■ Task statement
For this task, retype the records below exactly.

*** Begin section ***

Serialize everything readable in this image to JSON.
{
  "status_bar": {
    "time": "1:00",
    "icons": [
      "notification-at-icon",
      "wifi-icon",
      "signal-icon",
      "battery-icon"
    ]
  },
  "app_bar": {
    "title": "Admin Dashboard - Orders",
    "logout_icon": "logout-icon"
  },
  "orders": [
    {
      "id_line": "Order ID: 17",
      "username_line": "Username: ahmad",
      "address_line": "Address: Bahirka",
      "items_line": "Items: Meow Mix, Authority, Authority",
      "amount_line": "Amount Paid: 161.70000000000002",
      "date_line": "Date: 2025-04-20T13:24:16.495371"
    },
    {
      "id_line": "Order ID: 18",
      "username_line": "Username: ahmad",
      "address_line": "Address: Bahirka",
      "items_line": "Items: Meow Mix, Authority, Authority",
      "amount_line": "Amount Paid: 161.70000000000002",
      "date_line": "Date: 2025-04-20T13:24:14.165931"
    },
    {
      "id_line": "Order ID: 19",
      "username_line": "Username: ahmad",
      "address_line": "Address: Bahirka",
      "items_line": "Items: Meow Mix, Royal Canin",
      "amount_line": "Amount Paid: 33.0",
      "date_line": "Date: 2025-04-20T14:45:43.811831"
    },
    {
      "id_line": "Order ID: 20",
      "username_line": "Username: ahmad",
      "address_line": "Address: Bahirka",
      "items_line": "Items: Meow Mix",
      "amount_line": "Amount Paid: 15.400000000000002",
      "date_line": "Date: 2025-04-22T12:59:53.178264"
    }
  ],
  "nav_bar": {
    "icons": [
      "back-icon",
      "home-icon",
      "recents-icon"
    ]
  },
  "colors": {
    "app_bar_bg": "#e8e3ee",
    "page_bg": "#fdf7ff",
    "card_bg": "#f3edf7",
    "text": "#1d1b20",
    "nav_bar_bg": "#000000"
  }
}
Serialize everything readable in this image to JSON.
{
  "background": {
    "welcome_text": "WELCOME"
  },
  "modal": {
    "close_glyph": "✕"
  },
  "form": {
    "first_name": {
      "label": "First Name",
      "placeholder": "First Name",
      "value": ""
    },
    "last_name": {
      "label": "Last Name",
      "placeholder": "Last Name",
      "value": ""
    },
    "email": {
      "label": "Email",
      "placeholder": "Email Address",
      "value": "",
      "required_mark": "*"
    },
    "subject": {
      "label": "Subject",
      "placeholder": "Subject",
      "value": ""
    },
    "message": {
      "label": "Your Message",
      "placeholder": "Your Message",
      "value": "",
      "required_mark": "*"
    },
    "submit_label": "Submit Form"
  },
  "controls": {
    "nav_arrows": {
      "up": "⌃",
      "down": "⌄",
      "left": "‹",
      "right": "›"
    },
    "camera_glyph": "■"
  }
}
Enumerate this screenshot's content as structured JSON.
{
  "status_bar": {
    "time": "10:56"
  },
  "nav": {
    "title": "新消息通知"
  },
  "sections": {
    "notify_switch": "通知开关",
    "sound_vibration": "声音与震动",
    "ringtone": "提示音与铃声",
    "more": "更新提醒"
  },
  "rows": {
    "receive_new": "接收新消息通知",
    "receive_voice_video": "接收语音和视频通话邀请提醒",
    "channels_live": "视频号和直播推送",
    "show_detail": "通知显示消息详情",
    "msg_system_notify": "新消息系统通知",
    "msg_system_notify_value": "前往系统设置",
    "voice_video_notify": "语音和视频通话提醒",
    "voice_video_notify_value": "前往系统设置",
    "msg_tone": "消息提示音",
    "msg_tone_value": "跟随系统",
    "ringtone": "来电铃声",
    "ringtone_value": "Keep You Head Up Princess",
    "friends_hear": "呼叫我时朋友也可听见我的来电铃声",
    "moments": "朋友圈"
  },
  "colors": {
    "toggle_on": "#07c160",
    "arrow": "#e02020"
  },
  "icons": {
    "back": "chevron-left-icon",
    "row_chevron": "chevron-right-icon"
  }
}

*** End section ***

■ Completed exercise
Serialize everything readable in this image to JSON.
{
  "status_bar": {
    "time": "1:00",
    "icons": [
      "notification-at-icon",
      "wifi-icon",
      "signal-icon",
      "battery-icon"
    ]
  },
  "app_bar": {
    "title": "Admin Dashboard - Orders",
    "logout_icon": "logout-icon"
  },
  "orders": [
    {
      "id_line": "Order ID: 17",
      "username_line": "Username: ahmad",
      "address_line": "Address: Bahirka",
      "items_line": "Items: Meow Mix, Authority, Authority",
      "amount_line": "Amount Paid: 161.70000000000002",
      "date_line": "Date: 2025-04-20T13:24:16.495371"
    },
    {
      "id_line": "Order ID: 18",
      "username_line": "Username: ahmad",
      "address_line": "Address: Bahirka",
      "items_line": "Items: Meow Mix, Authority, Authority",
      "amount_line": "Amount Paid: 161.70000000000002",
      "date_line": "Date: 2025-04-20T13:24:14.165931"
    },
    {
      "id_line": "Order ID: 19",
      "username_line": "Username: ahmad",
      "address_line": "Address: Bahirka",
      "items_line": "Items: Meow Mix, Royal Canin",
      "amount_line": "Amount Paid: 33.0",
      "date_line": "Date: 2025-04-20T14:45:43.811831"
    },
    {
      "id_line": "Order ID: 20",
      "username_line": "Username: ahmad",
      "address_line": "Address: Bahirka",
      "items_line": "Items: Meow Mix",
      "amount_line": "Amount Paid: 15.400000000000002",
      "date_line": "Date: 2025-04-22T12:59:53.178264"
    }
  ],
  "nav_bar": {
    "icons": [
      "back-icon",
      "home-icon",
      "recents-icon"
    ]
  },
  "colors": {
    "app_bar_bg": "#e8e3ee",
    "page_bg": "#fdf7ff",
    "card_bg": "#f3edf7",
    "text": "#1d1b20",
    "nav_bar_bg": "#000000"
  }
}
Serialize everything readable in this image to JSON.
{
  "background": {
    "welcome_text": "WELCOME"
  },
  "modal": {
    "close_glyph": "✕"
  },
  "form": {
    "first_name": {
      "label": "First Name",
      "placeholder": "First Name",
      "value": ""
    },
    "last_name": {
      "label": "Last Name",
      "placeholder": "Last Name",
      "value": ""
    },
    "email": {
      "label": "Email",
      "placeholder": "Email Address",
      "value": "",
      "required_mark": "*"
    },
    "subject": {
      "label": "Subject",
      "placeholder": "Subject",
      "value": ""
    },
    "message": {
      "label": "Your Message",
      "placeholder": "Your Message",
      "value": "",
      "required_mark": "*"
    },
    "submit_label": "Submit Form"
  },
  "controls": {
    "nav_arrows": {
      "up": "⌃",
      "down": "⌄",
      "left": "‹",
      "right": "›"
    },
    "camera_glyph": "■"
  }
}
Enumerate this screenshot's content as structured JSON.
{
  "status_bar": {
    "time": "10:56"
  },
  "nav": {
    "title": "新消息通知"
  },
  "sections": {
    "notify_switch": "通知开关",
    "sound_vibration": "声音与震动",
    "ringtone": "提示音与铃声",
    "more": "更新提醒"
  },
  "rows": {
    "receive_new": "接收新消息通知",
    "receive_voice_video": "接收语音和视频通话邀请提醒",
    "channels_live": "视频号和直播推送",
    "show_detail": "通知显示消息详情",
    "msg_system_notify": "新消息系统通知",
    "msg_system_notify_value": "前往系统设置",
    "voice_video_notify": "语音和视频通话提醒",
    "voice_video_notify_value": "前往系统设置",
    "msg_tone": "消息提示音",
    "msg_tone_value": "跟随系统",
    "ringtone": "来电铃声",
    "ringtone_value": "Keep You Head Up Princess",
    "friends_hear": "呼叫我时朋友也可听见我的来电铃声",
    "moments": "朋友圈"
  },
  "colors": {
    "toggle_on": "#07c160",
    "arrow": "#e02020"
  },
  "icons": {
    "back": "chevron-left-icon",
    "row_chevron": "chevron-right-icon"
  }
}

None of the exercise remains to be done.